YOUR ASSIGNMENT -
Determine how many lines of the data below contain "CIRRUS", then give only that number.

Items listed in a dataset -
☆ ☆ ☆ ☆ ☆

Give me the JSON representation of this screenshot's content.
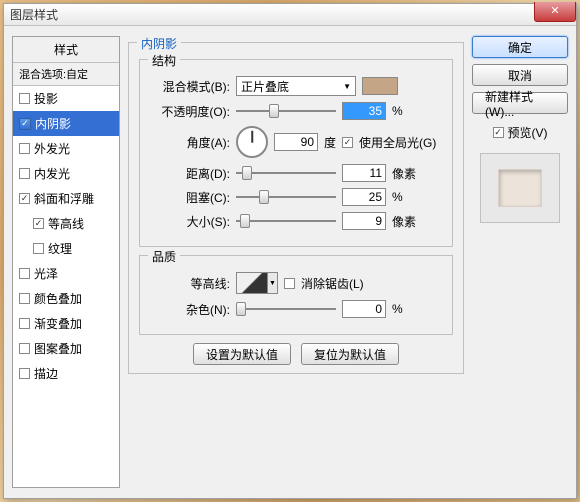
{
  "title": "图层样式",
  "left": {
    "header": "样式",
    "sub": "混合选项:自定",
    "items": [
      {
        "label": "投影",
        "checked": false,
        "active": false
      },
      {
        "label": "内阴影",
        "checked": true,
        "active": true
      },
      {
        "label": "外发光",
        "checked": false,
        "active": false
      },
      {
        "label": "内发光",
        "checked": false,
        "active": false
      },
      {
        "label": "斜面和浮雕",
        "checked": true,
        "active": false
      },
      {
        "label": "等高线",
        "checked": true,
        "active": false,
        "indent": true
      },
      {
        "label": "纹理",
        "checked": false,
        "active": false,
        "indent": true
      },
      {
        "label": "光泽",
        "checked": false,
        "active": false
      },
      {
        "label": "颜色叠加",
        "checked": false,
        "active": false
      },
      {
        "label": "渐变叠加",
        "checked": false,
        "active": false
      },
      {
        "label": "图案叠加",
        "checked": false,
        "active": false
      },
      {
        "label": "描边",
        "checked": false,
        "active": false
      }
    ]
  },
  "panel": {
    "title": "内阴影",
    "structure": {
      "title": "结构",
      "blend_label": "混合模式(B):",
      "blend_value": "正片叠底",
      "opacity_label": "不透明度(O):",
      "opacity_value": "35",
      "opacity_unit": "%",
      "angle_label": "角度(A):",
      "angle_value": "90",
      "angle_unit": "度",
      "global_label": "使用全局光(G)",
      "global_checked": true,
      "distance_label": "距离(D):",
      "distance_value": "11",
      "distance_unit": "像素",
      "choke_label": "阻塞(C):",
      "choke_value": "25",
      "choke_unit": "%",
      "size_label": "大小(S):",
      "size_value": "9",
      "size_unit": "像素"
    },
    "quality": {
      "title": "品质",
      "contour_label": "等高线:",
      "aa_label": "消除锯齿(L)",
      "aa_checked": false,
      "noise_label": "杂色(N):",
      "noise_value": "0",
      "noise_unit": "%"
    },
    "reset_default": "设置为默认值",
    "restore_default": "复位为默认值"
  },
  "right": {
    "ok": "确定",
    "cancel": "取消",
    "new_style": "新建样式(W)...",
    "preview_label": "预览(V)",
    "preview_checked": true
  },
  "colors": {
    "swatch": "#c4a586",
    "accent": "#3470d4"
  }
}
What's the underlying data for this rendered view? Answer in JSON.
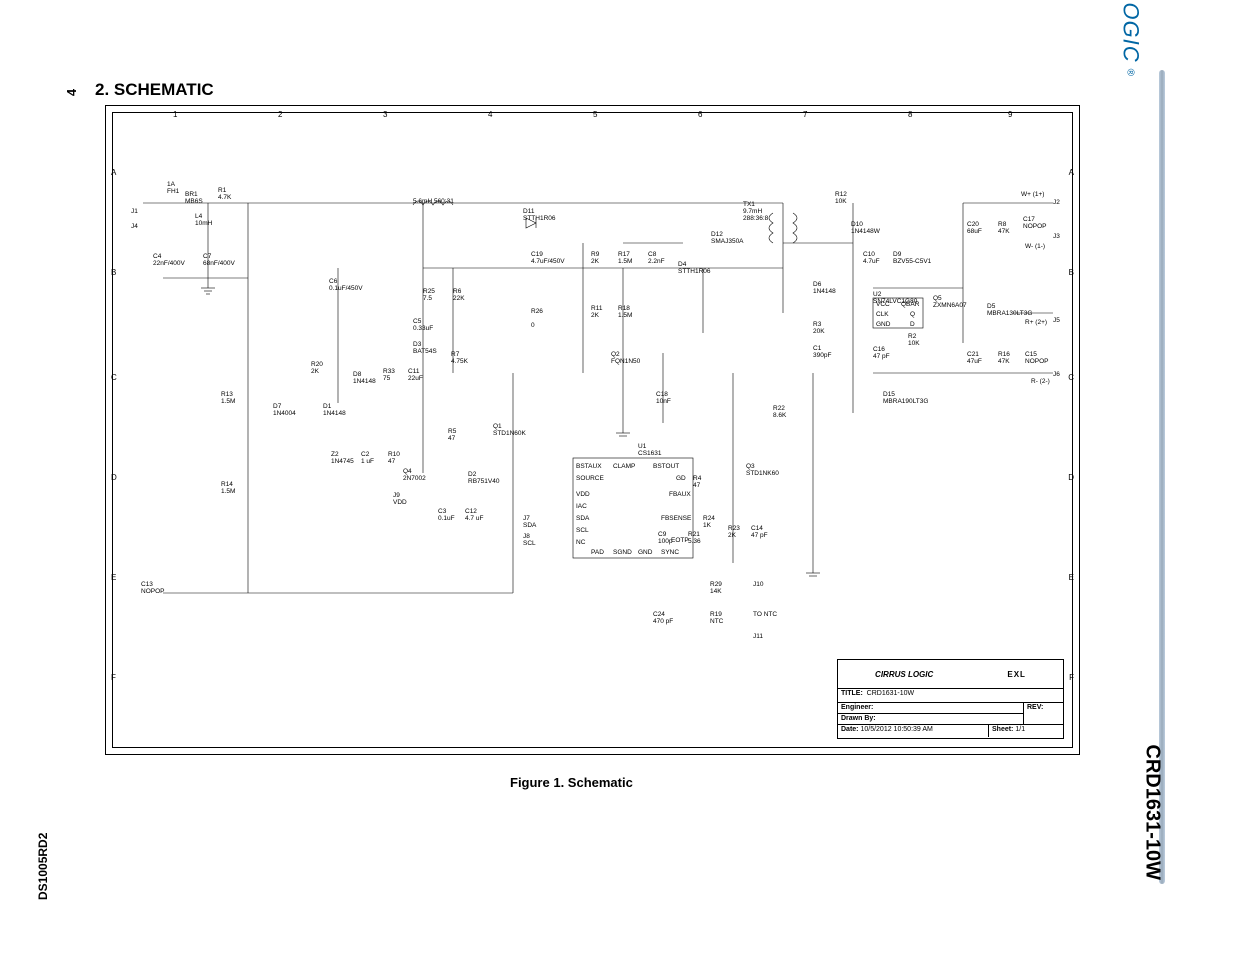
{
  "page_number_left": "4",
  "section_heading": "2.  SCHEMATIC",
  "figure_caption": "Figure 1.  Schematic",
  "footer_doc_code": "DS1005RD2",
  "brand_name": "CIRRUS LOGIC",
  "brand_reg": "®",
  "product_number": "CRD1631-10W",
  "frame": {
    "columns": [
      "1",
      "2",
      "3",
      "4",
      "5",
      "6",
      "7",
      "8",
      "9"
    ],
    "rows": [
      "A",
      "B",
      "C",
      "D",
      "E",
      "F"
    ]
  },
  "titleblock": {
    "logo1": "CIRRUS LOGIC",
    "logo2": "EXL",
    "title_label": "TITLE:",
    "title_value": "CRD1631-10W",
    "engineer_label": "Engineer:",
    "rev_label": "REV:",
    "drawn_label": "Drawn By:",
    "date_label": "Date:",
    "date_value": "10/5/2012 10:50:39 AM",
    "sheet_label": "Sheet:",
    "sheet_value": "1/1"
  },
  "connectors": {
    "J1": "J1",
    "J2": "J2",
    "J3": "J3",
    "J4": "J4",
    "J5": "J5",
    "J6": "J6",
    "J7": "SDA",
    "J8": "SCL",
    "J9": "VDD",
    "J10": "J10",
    "J11": "J11",
    "W_plus": "W+ (1+)",
    "W_minus": "W- (1-)",
    "R_plus": "R+ (2+)",
    "R_minus": "R- (2-)",
    "to_ntc": "TO NTC",
    "J7_lbl": "J7",
    "J8_lbl": "J8",
    "J9_lbl": "J9"
  },
  "components": {
    "FH1": {
      "ref": "FH1",
      "val": "1A"
    },
    "BR1": {
      "ref": "BR1",
      "val": "MB6S"
    },
    "R1": {
      "ref": "R1",
      "val": "4.7K"
    },
    "L4": {
      "ref": "L4",
      "val": "10mH"
    },
    "C4": {
      "ref": "C4",
      "val": "22nF/400V"
    },
    "C7": {
      "ref": "C7",
      "val": "68nF/400V"
    },
    "L1": {
      "ref": "",
      "val": "5.6mH\n560:31"
    },
    "D11": {
      "ref": "D11",
      "val": "STTH1R06"
    },
    "C6": {
      "ref": "C6",
      "val": "0.1uF/450V"
    },
    "R25": {
      "ref": "R25",
      "val": "7.5"
    },
    "R6": {
      "ref": "R6",
      "val": "22K"
    },
    "C5": {
      "ref": "C5",
      "val": "0.33uF"
    },
    "D3": {
      "ref": "D3",
      "val": "BAT54S"
    },
    "R7": {
      "ref": "R7",
      "val": "4.75K"
    },
    "R20": {
      "ref": "R20",
      "val": "2K"
    },
    "D8": {
      "ref": "D8",
      "val": "1N4148"
    },
    "R33": {
      "ref": "R33",
      "val": "75"
    },
    "C11": {
      "ref": "C11",
      "val": "22uF"
    },
    "R13": {
      "ref": "R13",
      "val": "1.5M"
    },
    "D7": {
      "ref": "D7",
      "val": "1N4004"
    },
    "D1": {
      "ref": "D1",
      "val": "1N4148"
    },
    "Z2": {
      "ref": "Z2",
      "val": "1N4745"
    },
    "C2": {
      "ref": "C2",
      "val": "1 uF"
    },
    "R10": {
      "ref": "R10",
      "val": "47"
    },
    "R14": {
      "ref": "R14",
      "val": "1.5M"
    },
    "C13": {
      "ref": "C13",
      "val": "NOPOP"
    },
    "R5": {
      "ref": "R5",
      "val": "47"
    },
    "Q1": {
      "ref": "Q1",
      "val": "STD1N60K"
    },
    "Q4": {
      "ref": "Q4",
      "val": "2N7002"
    },
    "D2": {
      "ref": "D2",
      "val": "RB751V40"
    },
    "C3": {
      "ref": "C3",
      "val": "0.1uF"
    },
    "C12": {
      "ref": "C12",
      "val": "4.7 uF"
    },
    "R26": {
      "ref": "R26",
      "val": "0"
    },
    "C19": {
      "ref": "C19",
      "val": "4.7uF/450V"
    },
    "R9": {
      "ref": "R9",
      "val": "2K"
    },
    "R17": {
      "ref": "R17",
      "val": "1.5M"
    },
    "C8": {
      "ref": "C8",
      "val": "2.2nF"
    },
    "R11": {
      "ref": "R11",
      "val": "2K"
    },
    "R18": {
      "ref": "R18",
      "val": "1.5M"
    },
    "Q2": {
      "ref": "Q2",
      "val": "FQN1N50"
    },
    "C18": {
      "ref": "C18",
      "val": "10nF"
    },
    "U1": {
      "ref": "U1",
      "val": "CS1631"
    },
    "Q3": {
      "ref": "Q3",
      "val": "STD1NK60"
    },
    "R4": {
      "ref": "R4",
      "val": "47"
    },
    "R24": {
      "ref": "R24",
      "val": "1K"
    },
    "C9": {
      "ref": "C9",
      "val": "100p"
    },
    "R21": {
      "ref": "R21",
      "val": "5.36"
    },
    "R23": {
      "ref": "R23",
      "val": "2K"
    },
    "C14": {
      "ref": "C14",
      "val": "47 pF"
    },
    "C24": {
      "ref": "C24",
      "val": "470 pF"
    },
    "R29": {
      "ref": "R29",
      "val": "14K"
    },
    "R19": {
      "ref": "R19",
      "val": "NTC"
    },
    "D4": {
      "ref": "D4",
      "val": "STTH1R06"
    },
    "D12": {
      "ref": "D12",
      "val": "SMAJ350A"
    },
    "TX1": {
      "ref": "TX1",
      "val": "9.7mH\n288:36:8"
    },
    "D6": {
      "ref": "D6",
      "val": "1N4148"
    },
    "R3": {
      "ref": "R3",
      "val": "20K"
    },
    "C1": {
      "ref": "C1",
      "val": "390pF"
    },
    "R22": {
      "ref": "R22",
      "val": "8.6K"
    },
    "U2": {
      "ref": "U2",
      "val": "SN74LVC1G80"
    },
    "R2": {
      "ref": "R2",
      "val": "10K"
    },
    "C16": {
      "ref": "C16",
      "val": "47 pF"
    },
    "Q5": {
      "ref": "Q5",
      "val": "ZXMN6A07"
    },
    "D15": {
      "ref": "D15",
      "val": "MBRA190LT3G"
    },
    "R12": {
      "ref": "R12",
      "val": "10K"
    },
    "D10": {
      "ref": "D10",
      "val": "1N4148W"
    },
    "C10": {
      "ref": "C10",
      "val": "4.7uF"
    },
    "D9": {
      "ref": "D9",
      "val": "BZV55-C5V1"
    },
    "C20": {
      "ref": "C20",
      "val": "68uF"
    },
    "R8": {
      "ref": "R8",
      "val": "47K"
    },
    "C17": {
      "ref": "C17",
      "val": "NOPOP"
    },
    "D5": {
      "ref": "D5",
      "val": "MBRA130LT3G"
    },
    "C21": {
      "ref": "C21",
      "val": "47uF"
    },
    "R16": {
      "ref": "R16",
      "val": "47K"
    },
    "C15": {
      "ref": "C15",
      "val": "NOPOP"
    }
  },
  "u1_pins": {
    "p2": "IAC",
    "p5": "BSTAUX",
    "p6": "SDA",
    "p7": "SCL",
    "p8": "NC",
    "p9": "PAD",
    "p10": "EOTP",
    "p11": "FBSENSE",
    "p13": "GD",
    "p14": "VDD",
    "p15": "FBAUX",
    "clamp": "CLAMP",
    "bstout": "BSTOUT",
    "source": "SOURCE",
    "sgnd": "SGND",
    "gnd": "GND",
    "sync": "SYNC"
  },
  "u2_pins": {
    "vcc": "VCC",
    "qbar": "QBAR",
    "clk": "CLK",
    "gnd": "GND",
    "d": "D",
    "q": "Q"
  }
}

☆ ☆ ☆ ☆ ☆

RESULT FOR THIS TASK -
2